Wall Street Journal columnist Peggy Noonan has an interesting post up regarding the optics of Obama's speech last night. Here's a snippet:
They ought to go back to giving major addresses in the Oval Office, because it has a mystique and stature that it lends to those who sit at the big desk. The president's staffers apparently think the Oval is tired, or insufficiently groovy, or something. They have him stand at a podium and talk into an empty room under Bela Lugosi lighting. The groovelocity of this choice is lost on me.
Groovelocity is a tremendous word.
Noonan's points about substance strike me as generally on-target. She writes:
He should have canceled the speech. It was halfhearted, pro forma and strange. It added nothing, did not deepen or advance the story, was not equal to the atmosphere surrounding it, and gave no arguments John Kerry hasn't made, often more forcefully, in the past 10 days.
It was a time filler: The White House had asked for the time and had to fill it. But at this point in the president's Syria drama an indifferent piece of work only underscores the overall impression that things just aren't working that well in the White House.
It is hard to believe a lot of people watched. It's hard to believe hearts were changed.
That last point is certainly true: Nobody's mind was changed by Obama simply repeating points that he's made a thousand times in a thousand different ways. It doesn't even rise to the level of anti-climax.
It's fitting that he gave the speech on the same day that Apple introduced its underwhelming new iteration of the iPhone. What both announcements had in common was a shared lack of any serious forward movement, a sense of at-least-mild exhaustion, and no clarity on what comes next.

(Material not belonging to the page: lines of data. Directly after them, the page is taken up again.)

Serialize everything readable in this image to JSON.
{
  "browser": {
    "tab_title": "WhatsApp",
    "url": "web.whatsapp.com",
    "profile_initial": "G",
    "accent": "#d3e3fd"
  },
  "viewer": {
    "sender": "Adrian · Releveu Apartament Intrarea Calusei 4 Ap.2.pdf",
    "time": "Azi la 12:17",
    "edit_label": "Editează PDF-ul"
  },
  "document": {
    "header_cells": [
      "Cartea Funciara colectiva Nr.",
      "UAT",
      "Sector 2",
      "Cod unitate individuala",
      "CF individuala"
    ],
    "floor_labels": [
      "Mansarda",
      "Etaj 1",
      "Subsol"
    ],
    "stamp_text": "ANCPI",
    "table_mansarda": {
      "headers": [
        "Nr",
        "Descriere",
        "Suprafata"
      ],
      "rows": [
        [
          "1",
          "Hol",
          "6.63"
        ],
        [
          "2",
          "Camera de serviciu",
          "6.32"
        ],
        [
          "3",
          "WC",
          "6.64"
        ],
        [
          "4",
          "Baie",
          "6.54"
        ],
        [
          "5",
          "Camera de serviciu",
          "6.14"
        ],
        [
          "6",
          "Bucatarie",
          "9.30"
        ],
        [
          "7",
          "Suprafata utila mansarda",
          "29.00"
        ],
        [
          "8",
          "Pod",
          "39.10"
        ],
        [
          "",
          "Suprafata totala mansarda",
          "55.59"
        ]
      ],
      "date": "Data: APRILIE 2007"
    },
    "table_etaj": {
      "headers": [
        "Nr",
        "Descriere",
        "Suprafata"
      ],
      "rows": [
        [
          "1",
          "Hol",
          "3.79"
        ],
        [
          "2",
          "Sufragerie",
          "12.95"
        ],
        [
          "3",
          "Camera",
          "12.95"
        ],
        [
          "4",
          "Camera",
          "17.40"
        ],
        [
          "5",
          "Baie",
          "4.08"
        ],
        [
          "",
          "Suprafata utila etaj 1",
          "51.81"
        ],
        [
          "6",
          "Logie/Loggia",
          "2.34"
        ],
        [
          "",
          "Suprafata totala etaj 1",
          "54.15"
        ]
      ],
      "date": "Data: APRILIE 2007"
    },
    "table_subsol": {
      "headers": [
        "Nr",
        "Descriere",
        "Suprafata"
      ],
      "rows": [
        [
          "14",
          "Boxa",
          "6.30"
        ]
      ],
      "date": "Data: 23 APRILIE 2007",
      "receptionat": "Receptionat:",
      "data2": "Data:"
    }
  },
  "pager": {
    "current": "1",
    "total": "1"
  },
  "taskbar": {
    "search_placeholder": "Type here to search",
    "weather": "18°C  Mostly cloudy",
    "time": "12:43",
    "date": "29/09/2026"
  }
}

Watch "4 Takeaways from Obama's Speech on Syria" (1.37 minutes):